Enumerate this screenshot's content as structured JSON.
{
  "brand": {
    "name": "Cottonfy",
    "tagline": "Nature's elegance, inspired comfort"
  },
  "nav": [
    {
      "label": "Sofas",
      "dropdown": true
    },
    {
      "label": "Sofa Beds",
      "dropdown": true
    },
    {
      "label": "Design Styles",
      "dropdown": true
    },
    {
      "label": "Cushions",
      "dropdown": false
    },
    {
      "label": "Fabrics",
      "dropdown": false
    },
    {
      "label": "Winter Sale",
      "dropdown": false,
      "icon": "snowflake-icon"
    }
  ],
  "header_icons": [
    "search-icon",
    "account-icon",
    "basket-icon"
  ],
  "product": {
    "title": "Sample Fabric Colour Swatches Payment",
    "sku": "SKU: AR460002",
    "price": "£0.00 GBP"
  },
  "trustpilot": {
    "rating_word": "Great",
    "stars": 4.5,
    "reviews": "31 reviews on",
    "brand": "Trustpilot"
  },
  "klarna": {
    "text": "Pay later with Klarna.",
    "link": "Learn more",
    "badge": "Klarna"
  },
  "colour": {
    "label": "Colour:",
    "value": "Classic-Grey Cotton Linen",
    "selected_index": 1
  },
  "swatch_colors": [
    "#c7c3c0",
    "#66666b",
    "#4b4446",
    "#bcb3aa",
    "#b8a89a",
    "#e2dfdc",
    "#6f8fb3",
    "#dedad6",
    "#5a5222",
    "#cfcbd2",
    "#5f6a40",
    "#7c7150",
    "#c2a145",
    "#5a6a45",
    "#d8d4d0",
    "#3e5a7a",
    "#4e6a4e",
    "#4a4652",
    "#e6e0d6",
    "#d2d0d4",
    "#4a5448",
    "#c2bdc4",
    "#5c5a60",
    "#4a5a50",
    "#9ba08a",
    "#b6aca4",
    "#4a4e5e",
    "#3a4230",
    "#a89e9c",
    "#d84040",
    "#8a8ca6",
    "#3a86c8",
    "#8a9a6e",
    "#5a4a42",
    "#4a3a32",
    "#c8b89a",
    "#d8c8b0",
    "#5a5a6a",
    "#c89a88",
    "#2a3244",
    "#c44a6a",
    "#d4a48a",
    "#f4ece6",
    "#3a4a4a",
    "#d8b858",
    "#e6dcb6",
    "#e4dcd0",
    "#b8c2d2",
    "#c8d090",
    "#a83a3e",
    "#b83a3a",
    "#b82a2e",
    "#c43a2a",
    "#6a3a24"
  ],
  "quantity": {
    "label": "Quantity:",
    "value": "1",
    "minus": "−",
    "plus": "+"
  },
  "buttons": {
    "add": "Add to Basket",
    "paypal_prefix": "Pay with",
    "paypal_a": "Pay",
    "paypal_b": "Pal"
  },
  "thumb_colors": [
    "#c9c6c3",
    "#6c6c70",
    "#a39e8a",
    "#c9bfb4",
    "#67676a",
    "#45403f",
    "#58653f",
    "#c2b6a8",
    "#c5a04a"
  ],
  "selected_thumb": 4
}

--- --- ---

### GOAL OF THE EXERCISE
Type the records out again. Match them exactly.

### RESPONSE TO THE TASK
Enumerate this screenshot's content as structured JSON.
{
  "brand": {
    "name": "Cottonfy",
    "tagline": "Nature's elegance, inspired comfort"
  },
  "nav": [
    {
      "label": "Sofas",
      "dropdown": true
    },
    {
      "label": "Sofa Beds",
      "dropdown": true
    },
    {
      "label": "Design Styles",
      "dropdown": true
    },
    {
      "label": "Cushions",
      "dropdown": false
    },
    {
      "label": "Fabrics",
      "dropdown": false
    },
    {
      "label": "Winter Sale",
      "dropdown": false,
      "icon": "snowflake-icon"
    }
  ],
  "header_icons": [
    "search-icon",
    "account-icon",
    "basket-icon"
  ],
  "product": {
    "title": "Sample Fabric Colour Swatches Payment",
    "sku": "SKU: AR460002",
    "price": "£0.00 GBP"
  },
  "trustpilot": {
    "rating_word": "Great",
    "stars": 4.5,
    "reviews": "31 reviews on",
    "brand": "Trustpilot"
  },
  "klarna": {
    "text": "Pay later with Klarna.",
    "link": "Learn more",
    "badge": "Klarna"
  },
  "colour": {
    "label": "Colour:",
    "value": "Classic-Grey Cotton Linen",
    "selected_index": 1
  },
  "swatch_colors": [
    "#c7c3c0",
    "#66666b",
    "#4b4446",
    "#bcb3aa",
    "#b8a89a",
    "#e2dfdc",
    "#6f8fb3",
    "#dedad6",
    "#5a5222",
    "#cfcbd2",
    "#5f6a40",
    "#7c7150",
    "#c2a145",
    "#5a6a45",
    "#d8d4d0",
    "#3e5a7a",
    "#4e6a4e",
    "#4a4652",
    "#e6e0d6",
    "#d2d0d4",
    "#4a5448",
    "#c2bdc4",
    "#5c5a60",
    "#4a5a50",
    "#9ba08a",
    "#b6aca4",
    "#4a4e5e",
    "#3a4230",
    "#a89e9c",
    "#d84040",
    "#8a8ca6",
    "#3a86c8",
    "#8a9a6e",
    "#5a4a42",
    "#4a3a32",
    "#c8b89a",
    "#d8c8b0",
    "#5a5a6a",
    "#c89a88",
    "#2a3244",
    "#c44a6a",
    "#d4a48a",
    "#f4ece6",
    "#3a4a4a",
    "#d8b858",
    "#e6dcb6",
    "#e4dcd0",
    "#b8c2d2",
    "#c8d090",
    "#a83a3e",
    "#b83a3a",
    "#b82a2e",
    "#c43a2a",
    "#6a3a24"
  ],
  "quantity": {
    "label": "Quantity:",
    "value": "1",
    "minus": "−",
    "plus": "+"
  },
  "buttons": {
    "add": "Add to Basket",
    "paypal_prefix": "Pay with",
    "paypal_a": "Pay",
    "paypal_b": "Pal"
  },
  "thumb_colors": [
    "#c9c6c3",
    "#6c6c70",
    "#a39e8a",
    "#c9bfb4",
    "#67676a",
    "#45403f",
    "#58653f",
    "#c2b6a8",
    "#c5a04a"
  ],
  "selected_thumb": 4
}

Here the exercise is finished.